From the opening credits all the way through Deadpool created laughter that filled the theatre. Right away, we can clearly see the time and effort used to put together complex film making and rich content. The first thing I noticed was the epic amount of attention to detail: we can see hidden easter eggs everywhere including funny posters, pamphlets and hello kitty merchandise that is associated with the Deadpool character. In one scene we even see Wade carrying a backpack, and though we just see the strap, it is very clearly a green Cadpat issued pack. This underlines the character’s Canadian military background and I found these small details added authenticity even though it was only seen for about 5 seconds.

The story is very typical for an origin story (in plot) and though many will complain that it lacked in depth, I found it stayed very true to how a comic would have told the story. Not being a comic reader myself I must admit I felt intrigued with this type of story telling and I am actually interested (as a writer) in picking one up this week from my local comic corner to see how closely they resemble each other. Hearing about how Ryan Reynolds himself has extensively read the series, I have no doubt in my mind that I will find I am right.

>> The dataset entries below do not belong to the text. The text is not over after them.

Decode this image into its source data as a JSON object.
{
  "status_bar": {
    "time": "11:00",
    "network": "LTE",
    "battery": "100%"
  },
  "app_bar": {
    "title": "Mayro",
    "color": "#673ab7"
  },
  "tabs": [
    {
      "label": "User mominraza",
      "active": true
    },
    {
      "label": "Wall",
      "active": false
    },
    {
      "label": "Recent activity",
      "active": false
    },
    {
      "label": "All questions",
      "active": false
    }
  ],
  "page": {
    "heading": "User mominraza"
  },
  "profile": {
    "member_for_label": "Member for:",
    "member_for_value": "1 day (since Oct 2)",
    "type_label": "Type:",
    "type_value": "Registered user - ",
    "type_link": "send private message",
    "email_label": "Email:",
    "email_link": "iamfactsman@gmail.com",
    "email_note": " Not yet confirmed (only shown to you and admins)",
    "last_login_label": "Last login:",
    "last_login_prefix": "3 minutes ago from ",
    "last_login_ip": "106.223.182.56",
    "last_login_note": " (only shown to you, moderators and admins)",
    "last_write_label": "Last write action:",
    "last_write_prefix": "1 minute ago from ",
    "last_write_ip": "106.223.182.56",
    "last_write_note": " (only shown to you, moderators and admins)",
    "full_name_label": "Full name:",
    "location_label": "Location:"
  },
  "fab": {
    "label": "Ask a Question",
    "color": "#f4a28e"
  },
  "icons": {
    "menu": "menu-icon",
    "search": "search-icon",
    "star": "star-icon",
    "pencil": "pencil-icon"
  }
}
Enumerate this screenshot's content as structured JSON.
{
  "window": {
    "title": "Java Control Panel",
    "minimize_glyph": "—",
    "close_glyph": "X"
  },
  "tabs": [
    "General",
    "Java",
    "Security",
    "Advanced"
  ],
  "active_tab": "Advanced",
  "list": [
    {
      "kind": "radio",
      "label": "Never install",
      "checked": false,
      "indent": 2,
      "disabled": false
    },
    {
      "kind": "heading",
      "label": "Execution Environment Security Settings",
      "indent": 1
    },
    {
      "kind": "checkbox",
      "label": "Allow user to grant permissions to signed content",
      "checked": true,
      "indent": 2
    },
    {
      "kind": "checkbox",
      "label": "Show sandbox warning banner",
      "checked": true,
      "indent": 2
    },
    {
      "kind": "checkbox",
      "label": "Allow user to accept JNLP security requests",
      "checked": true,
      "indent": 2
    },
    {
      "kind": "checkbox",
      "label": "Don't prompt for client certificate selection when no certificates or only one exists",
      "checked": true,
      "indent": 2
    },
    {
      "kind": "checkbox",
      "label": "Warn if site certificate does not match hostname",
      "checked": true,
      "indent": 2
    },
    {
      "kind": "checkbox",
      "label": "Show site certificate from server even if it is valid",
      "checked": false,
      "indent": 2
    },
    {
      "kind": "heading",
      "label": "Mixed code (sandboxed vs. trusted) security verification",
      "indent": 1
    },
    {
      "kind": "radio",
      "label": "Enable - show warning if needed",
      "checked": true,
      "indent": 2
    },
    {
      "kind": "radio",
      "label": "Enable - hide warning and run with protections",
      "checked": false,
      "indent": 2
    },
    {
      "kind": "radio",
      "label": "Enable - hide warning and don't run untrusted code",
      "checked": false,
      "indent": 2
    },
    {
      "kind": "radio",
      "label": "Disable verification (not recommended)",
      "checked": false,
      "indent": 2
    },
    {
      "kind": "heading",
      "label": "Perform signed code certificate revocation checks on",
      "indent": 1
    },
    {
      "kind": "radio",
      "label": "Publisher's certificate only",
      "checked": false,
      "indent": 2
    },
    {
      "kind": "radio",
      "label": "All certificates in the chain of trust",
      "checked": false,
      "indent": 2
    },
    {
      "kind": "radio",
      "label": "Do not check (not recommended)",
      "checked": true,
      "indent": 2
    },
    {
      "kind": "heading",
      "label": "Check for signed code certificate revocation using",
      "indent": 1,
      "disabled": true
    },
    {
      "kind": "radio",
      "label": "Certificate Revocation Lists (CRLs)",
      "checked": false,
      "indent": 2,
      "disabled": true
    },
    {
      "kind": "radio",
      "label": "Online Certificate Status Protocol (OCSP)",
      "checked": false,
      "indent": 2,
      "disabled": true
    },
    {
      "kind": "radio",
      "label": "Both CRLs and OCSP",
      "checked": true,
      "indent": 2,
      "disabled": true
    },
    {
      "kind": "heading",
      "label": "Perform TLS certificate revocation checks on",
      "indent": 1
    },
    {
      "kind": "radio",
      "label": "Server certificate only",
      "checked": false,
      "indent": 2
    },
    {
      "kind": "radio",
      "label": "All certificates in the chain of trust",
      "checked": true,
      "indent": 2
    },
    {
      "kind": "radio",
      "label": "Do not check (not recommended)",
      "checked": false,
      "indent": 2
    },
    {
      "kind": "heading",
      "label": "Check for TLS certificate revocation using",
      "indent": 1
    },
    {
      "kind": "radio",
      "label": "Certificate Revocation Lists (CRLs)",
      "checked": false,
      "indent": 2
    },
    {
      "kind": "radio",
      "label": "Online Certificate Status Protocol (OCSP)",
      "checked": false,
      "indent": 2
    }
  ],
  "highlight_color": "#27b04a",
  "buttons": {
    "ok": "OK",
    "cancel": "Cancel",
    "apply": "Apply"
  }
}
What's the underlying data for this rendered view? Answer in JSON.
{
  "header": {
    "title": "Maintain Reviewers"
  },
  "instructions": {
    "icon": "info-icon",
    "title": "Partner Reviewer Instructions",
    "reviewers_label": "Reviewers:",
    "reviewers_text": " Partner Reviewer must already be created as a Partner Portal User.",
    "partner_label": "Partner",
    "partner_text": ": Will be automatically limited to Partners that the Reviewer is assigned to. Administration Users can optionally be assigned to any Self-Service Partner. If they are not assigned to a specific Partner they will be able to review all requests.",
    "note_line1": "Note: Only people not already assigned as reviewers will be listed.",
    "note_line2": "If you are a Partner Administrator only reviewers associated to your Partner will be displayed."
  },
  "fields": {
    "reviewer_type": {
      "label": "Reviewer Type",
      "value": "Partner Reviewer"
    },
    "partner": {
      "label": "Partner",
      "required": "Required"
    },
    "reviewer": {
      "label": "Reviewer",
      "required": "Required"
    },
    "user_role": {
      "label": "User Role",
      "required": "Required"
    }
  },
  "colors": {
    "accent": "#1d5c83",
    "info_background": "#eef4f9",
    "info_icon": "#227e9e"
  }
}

To say this movie was a riot is expected, but one thing that surprised me was the amount of drama packed into it. Throughout the movie, despite his character, we feel enormous sympathy and in some cases empathy for Wade himself as we see into his relationship, his heartbreak and finally his pain. The studio has done a fantastic job blending the edgy humour and action of deadpool with the heartstring pulling ability of a tragedy.

What truly sets this movie apart, is not the plot or the acting or the cinematography (all of which are stunningly blended): but the absolute richness of Deadpool. Wade is a constant fountain of humour without seeming forced, he floats back and fourth seamlessly from breaking the fourth wall to the plot and simultaneously demonstrates a level of logic that is at once blunt and relatable.

Between the gradual introduction to the character from the online hype and marketing campaign to the flawless execution of the origin story I do not believe I have ever been as fully satisfied with a comic inspired movie. I encourage everyone to look at the interviews with Ryan and understand the struggle he put forward to make this movie possible and to make it right. I applaud his team’s efforts and I hope that this will introduce a new standard for movies in the future. You’re in for a treat.